Rifleman Richard Robinson watched as Stuart Nash, 21, of the 1st Battalion The Rifles, who was killed by enemy gunfire in Afghanistan, was repatriated.

Veterans, shoppers and children lined the town’s High Street and as the slow procession with a flag draped over the coffin stopped, a hush fell and only the toll of a church bell could be heard.

Rifleman Nash, an Australian national whose family lives in Australia, had only joined the army in March, but was fatally wounded by enemy gunfire while taking part in an operation against enemy forces in an area north west of Lashkar Gah in Helmand on Wednesday.

Rifleman Robinson, of Limes Avenue, Pinehurst, who is home on leave for Christmas, wanted to be at the repatriation ceremony.

“I didn’t really know him that well, he was fresh out of training,” he said.

“Just before I left to go he helped me out with a few boxes and I just got talking to him.

“He seemed like a good lad.

“They said he was really switched on, a good soldier.

“I feel most for his parents at this time.

“It must be really hard for them because he’s just joined the army and they would never think that’s going to happen to him.

“Families don’t ever think that way otherwise they would be upset all the time so for that to happen is just a killer.”

With Christmas just around the corner people still took the time to attend the repatriation.
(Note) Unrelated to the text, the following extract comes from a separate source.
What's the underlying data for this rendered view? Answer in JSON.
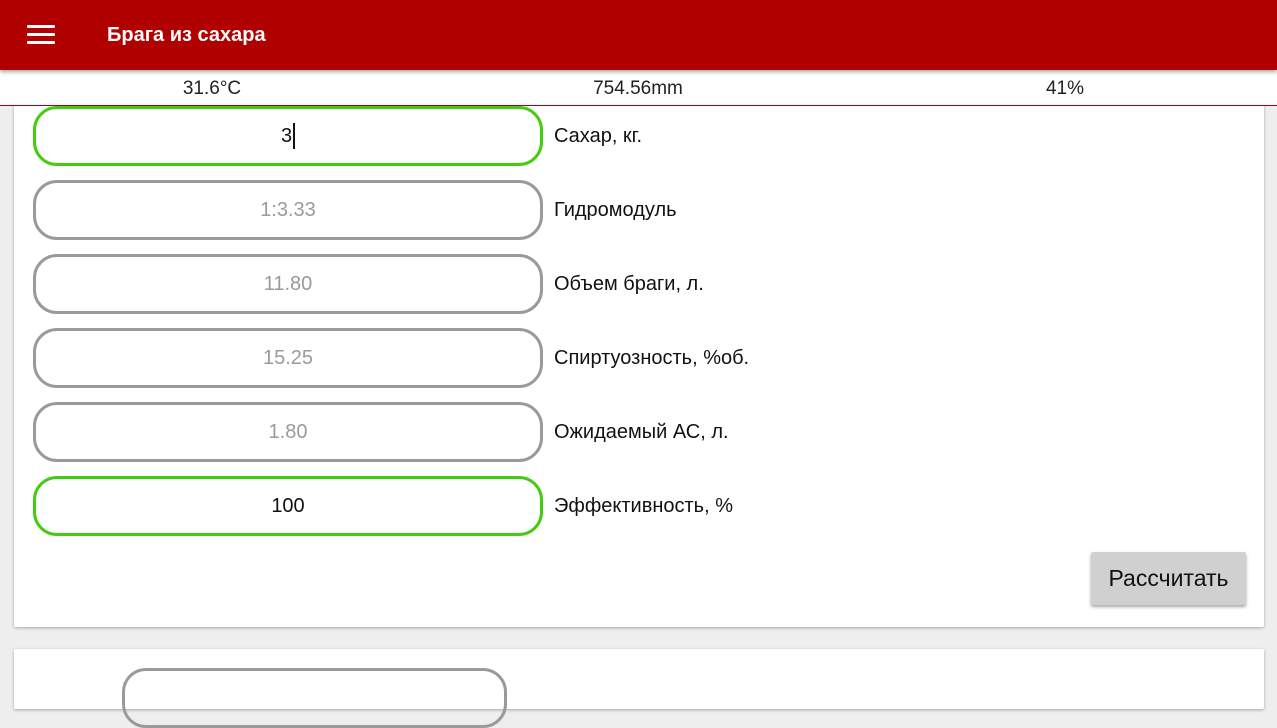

For some it was their first opportunity.

Wootton Bassett resident Mark Mitchell, 39, had brought along daughter Britney, eight, and would normally be at work.

“I don’t normally get the chance to pay my respects,” he said.

“I should imagine there’s quite a few people here today who wouldn’t normally make it.

“It’s quite an eerie sort of feeling, but it brings it back to the reality.

“It’s one thing reading it in the paper, but when you are here and see it going on that’s the reality of it.”

Marilyn Gray, 62, of Wootton Bassett, was at the repatriation with her daughter and two grandchildren.

She said: “They’re not alive, but we wish to welcome them home.

“They died for us. What else can we do for them?”

Veterans were also there in force to salute a fallen comrade along with members of the police and fire services.

Colin Pearson, of the Purton Royal British Legion, said: “I think it’s important that we show our support and if they can give their lives to this country the least we can do is spend a few minutes paying our respects.

“It doesn’t matter whether we believe in the cause or not; these people are still dying in our name.

“It’s always sad, but it’s obviously more sad this time of year because the family will be reminded every Christmas.”

Ex RAF and fire association member Dan Gurney said: “These lads are a long from home and they’re coming back, never really having had an adult life.”